DATA FOR THIS EXERCISE: Begin

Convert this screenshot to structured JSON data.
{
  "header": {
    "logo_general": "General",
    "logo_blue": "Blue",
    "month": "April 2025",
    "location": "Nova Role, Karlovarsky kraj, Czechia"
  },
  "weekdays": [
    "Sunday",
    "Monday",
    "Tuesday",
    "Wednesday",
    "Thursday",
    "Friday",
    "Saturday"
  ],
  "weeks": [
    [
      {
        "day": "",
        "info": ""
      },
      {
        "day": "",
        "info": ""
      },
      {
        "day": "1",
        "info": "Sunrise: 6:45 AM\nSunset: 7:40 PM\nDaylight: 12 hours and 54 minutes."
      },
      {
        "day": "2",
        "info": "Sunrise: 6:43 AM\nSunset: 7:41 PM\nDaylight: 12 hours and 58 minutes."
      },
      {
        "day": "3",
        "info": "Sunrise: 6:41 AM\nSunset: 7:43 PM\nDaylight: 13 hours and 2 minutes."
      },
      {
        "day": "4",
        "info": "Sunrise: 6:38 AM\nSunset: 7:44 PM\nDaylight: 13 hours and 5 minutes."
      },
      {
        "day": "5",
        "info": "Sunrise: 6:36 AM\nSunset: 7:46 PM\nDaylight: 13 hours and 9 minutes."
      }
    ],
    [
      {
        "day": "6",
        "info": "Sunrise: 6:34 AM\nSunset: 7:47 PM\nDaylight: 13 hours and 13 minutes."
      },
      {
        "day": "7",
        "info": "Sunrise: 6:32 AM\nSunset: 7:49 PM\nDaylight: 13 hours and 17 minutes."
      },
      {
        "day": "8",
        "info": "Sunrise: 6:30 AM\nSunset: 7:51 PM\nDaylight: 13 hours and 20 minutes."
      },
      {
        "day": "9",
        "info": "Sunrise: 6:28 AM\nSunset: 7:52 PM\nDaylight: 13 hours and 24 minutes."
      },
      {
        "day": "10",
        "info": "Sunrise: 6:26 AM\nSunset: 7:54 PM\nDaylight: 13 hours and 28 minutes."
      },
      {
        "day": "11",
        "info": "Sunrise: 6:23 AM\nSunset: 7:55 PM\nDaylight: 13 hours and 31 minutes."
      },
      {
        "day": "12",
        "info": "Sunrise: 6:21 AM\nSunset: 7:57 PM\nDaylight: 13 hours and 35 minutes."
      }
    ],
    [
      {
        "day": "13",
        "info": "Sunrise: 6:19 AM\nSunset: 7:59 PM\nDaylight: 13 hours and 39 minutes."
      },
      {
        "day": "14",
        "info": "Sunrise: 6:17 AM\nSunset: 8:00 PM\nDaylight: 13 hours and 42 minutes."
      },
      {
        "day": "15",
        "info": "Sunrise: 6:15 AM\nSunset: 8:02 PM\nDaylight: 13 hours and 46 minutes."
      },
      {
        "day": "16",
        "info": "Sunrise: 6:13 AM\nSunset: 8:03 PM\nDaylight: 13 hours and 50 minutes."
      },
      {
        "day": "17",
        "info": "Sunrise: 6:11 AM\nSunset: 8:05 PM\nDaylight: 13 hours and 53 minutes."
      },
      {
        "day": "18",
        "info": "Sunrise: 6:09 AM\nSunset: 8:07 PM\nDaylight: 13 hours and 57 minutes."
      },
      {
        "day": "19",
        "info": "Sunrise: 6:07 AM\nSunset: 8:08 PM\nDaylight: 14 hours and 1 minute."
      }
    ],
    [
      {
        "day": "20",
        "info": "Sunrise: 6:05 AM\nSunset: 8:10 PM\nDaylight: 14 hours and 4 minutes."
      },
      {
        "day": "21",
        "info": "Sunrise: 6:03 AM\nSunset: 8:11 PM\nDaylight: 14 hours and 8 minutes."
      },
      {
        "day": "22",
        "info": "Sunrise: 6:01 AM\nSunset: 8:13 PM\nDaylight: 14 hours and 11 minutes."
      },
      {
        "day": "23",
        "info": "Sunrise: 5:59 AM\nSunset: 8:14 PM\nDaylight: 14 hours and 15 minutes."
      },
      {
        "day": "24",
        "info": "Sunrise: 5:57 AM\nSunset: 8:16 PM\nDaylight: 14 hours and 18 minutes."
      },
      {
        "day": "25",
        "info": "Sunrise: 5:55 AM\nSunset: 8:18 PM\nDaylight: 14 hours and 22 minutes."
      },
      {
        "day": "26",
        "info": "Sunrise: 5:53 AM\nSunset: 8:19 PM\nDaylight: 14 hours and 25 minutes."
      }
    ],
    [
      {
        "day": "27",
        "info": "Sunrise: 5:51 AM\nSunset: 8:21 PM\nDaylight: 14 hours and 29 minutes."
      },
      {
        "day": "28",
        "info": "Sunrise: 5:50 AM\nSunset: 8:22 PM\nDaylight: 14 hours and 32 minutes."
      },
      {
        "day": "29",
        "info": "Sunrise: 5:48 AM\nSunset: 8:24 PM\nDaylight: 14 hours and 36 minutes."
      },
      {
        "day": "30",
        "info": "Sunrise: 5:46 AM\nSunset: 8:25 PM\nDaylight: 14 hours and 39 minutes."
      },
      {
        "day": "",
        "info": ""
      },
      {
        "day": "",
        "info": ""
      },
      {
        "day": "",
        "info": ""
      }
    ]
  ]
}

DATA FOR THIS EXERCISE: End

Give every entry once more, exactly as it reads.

● **YOUR RESPONSE**
Convert this screenshot to structured JSON data.
{
  "header": {
    "logo_general": "General",
    "logo_blue": "Blue",
    "month": "April 2025",
    "location": "Nova Role, Karlovarsky kraj, Czechia"
  },
  "weekdays": [
    "Sunday",
    "Monday",
    "Tuesday",
    "Wednesday",
    "Thursday",
    "Friday",
    "Saturday"
  ],
  "weeks": [
    [
      {
        "day": "",
        "info": ""
      },
      {
        "day": "",
        "info": ""
      },
      {
        "day": "1",
        "info": "Sunrise: 6:45 AM\nSunset: 7:40 PM\nDaylight: 12 hours and 54 minutes."
      },
      {
        "day": "2",
        "info": "Sunrise: 6:43 AM\nSunset: 7:41 PM\nDaylight: 12 hours and 58 minutes."
      },
      {
        "day": "3",
        "info": "Sunrise: 6:41 AM\nSunset: 7:43 PM\nDaylight: 13 hours and 2 minutes."
      },
      {
        "day": "4",
        "info": "Sunrise: 6:38 AM\nSunset: 7:44 PM\nDaylight: 13 hours and 5 minutes."
      },
      {
        "day": "5",
        "info": "Sunrise: 6:36 AM\nSunset: 7:46 PM\nDaylight: 13 hours and 9 minutes."
      }
    ],
    [
      {
        "day": "6",
        "info": "Sunrise: 6:34 AM\nSunset: 7:47 PM\nDaylight: 13 hours and 13 minutes."
      },
      {
        "day": "7",
        "info": "Sunrise: 6:32 AM\nSunset: 7:49 PM\nDaylight: 13 hours and 17 minutes."
      },
      {
        "day": "8",
        "info": "Sunrise: 6:30 AM\nSunset: 7:51 PM\nDaylight: 13 hours and 20 minutes."
      },
      {
        "day": "9",
        "info": "Sunrise: 6:28 AM\nSunset: 7:52 PM\nDaylight: 13 hours and 24 minutes."
      },
      {
        "day": "10",
        "info": "Sunrise: 6:26 AM\nSunset: 7:54 PM\nDaylight: 13 hours and 28 minutes."
      },
      {
        "day": "11",
        "info": "Sunrise: 6:23 AM\nSunset: 7:55 PM\nDaylight: 13 hours and 31 minutes."
      },
      {
        "day": "12",
        "info": "Sunrise: 6:21 AM\nSunset: 7:57 PM\nDaylight: 13 hours and 35 minutes."
      }
    ],
    [
      {
        "day": "13",
        "info": "Sunrise: 6:19 AM\nSunset: 7:59 PM\nDaylight: 13 hours and 39 minutes."
      },
      {
        "day": "14",
        "info": "Sunrise: 6:17 AM\nSunset: 8:00 PM\nDaylight: 13 hours and 42 minutes."
      },
      {
        "day": "15",
        "info": "Sunrise: 6:15 AM\nSunset: 8:02 PM\nDaylight: 13 hours and 46 minutes."
      },
      {
        "day": "16",
        "info": "Sunrise: 6:13 AM\nSunset: 8:03 PM\nDaylight: 13 hours and 50 minutes."
      },
      {
        "day": "17",
        "info": "Sunrise: 6:11 AM\nSunset: 8:05 PM\nDaylight: 13 hours and 53 minutes."
      },
      {
        "day": "18",
        "info": "Sunrise: 6:09 AM\nSunset: 8:07 PM\nDaylight: 13 hours and 57 minutes."
      },
      {
        "day": "19",
        "info": "Sunrise: 6:07 AM\nSunset: 8:08 PM\nDaylight: 14 hours and 1 minute."
      }
    ],
    [
      {
        "day": "20",
        "info": "Sunrise: 6:05 AM\nSunset: 8:10 PM\nDaylight: 14 hours and 4 minutes."
      },
      {
        "day": "21",
        "info": "Sunrise: 6:03 AM\nSunset: 8:11 PM\nDaylight: 14 hours and 8 minutes."
      },
      {
        "day": "22",
        "info": "Sunrise: 6:01 AM\nSunset: 8:13 PM\nDaylight: 14 hours and 11 minutes."
      },
      {
        "day": "23",
        "info": "Sunrise: 5:59 AM\nSunset: 8:14 PM\nDaylight: 14 hours and 15 minutes."
      },
      {
        "day": "24",
        "info": "Sunrise: 5:57 AM\nSunset: 8:16 PM\nDaylight: 14 hours and 18 minutes."
      },
      {
        "day": "25",
        "info": "Sunrise: 5:55 AM\nSunset: 8:18 PM\nDaylight: 14 hours and 22 minutes."
      },
      {
        "day": "26",
        "info": "Sunrise: 5:53 AM\nSunset: 8:19 PM\nDaylight: 14 hours and 25 minutes."
      }
    ],
    [
      {
        "day": "27",
        "info": "Sunrise: 5:51 AM\nSunset: 8:21 PM\nDaylight: 14 hours and 29 minutes."
      },
      {
        "day": "28",
        "info": "Sunrise: 5:50 AM\nSunset: 8:22 PM\nDaylight: 14 hours and 32 minutes."
      },
      {
        "day": "29",
        "info": "Sunrise: 5:48 AM\nSunset: 8:24 PM\nDaylight: 14 hours and 36 minutes."
      },
      {
        "day": "30",
        "info": "Sunrise: 5:46 AM\nSunset: 8:25 PM\nDaylight: 14 hours and 39 minutes."
      },
      {
        "day": "",
        "info": ""
      },
      {
        "day": "",
        "info": ""
      },
      {
        "day": "",
        "info": ""
      }
    ]
  ]
}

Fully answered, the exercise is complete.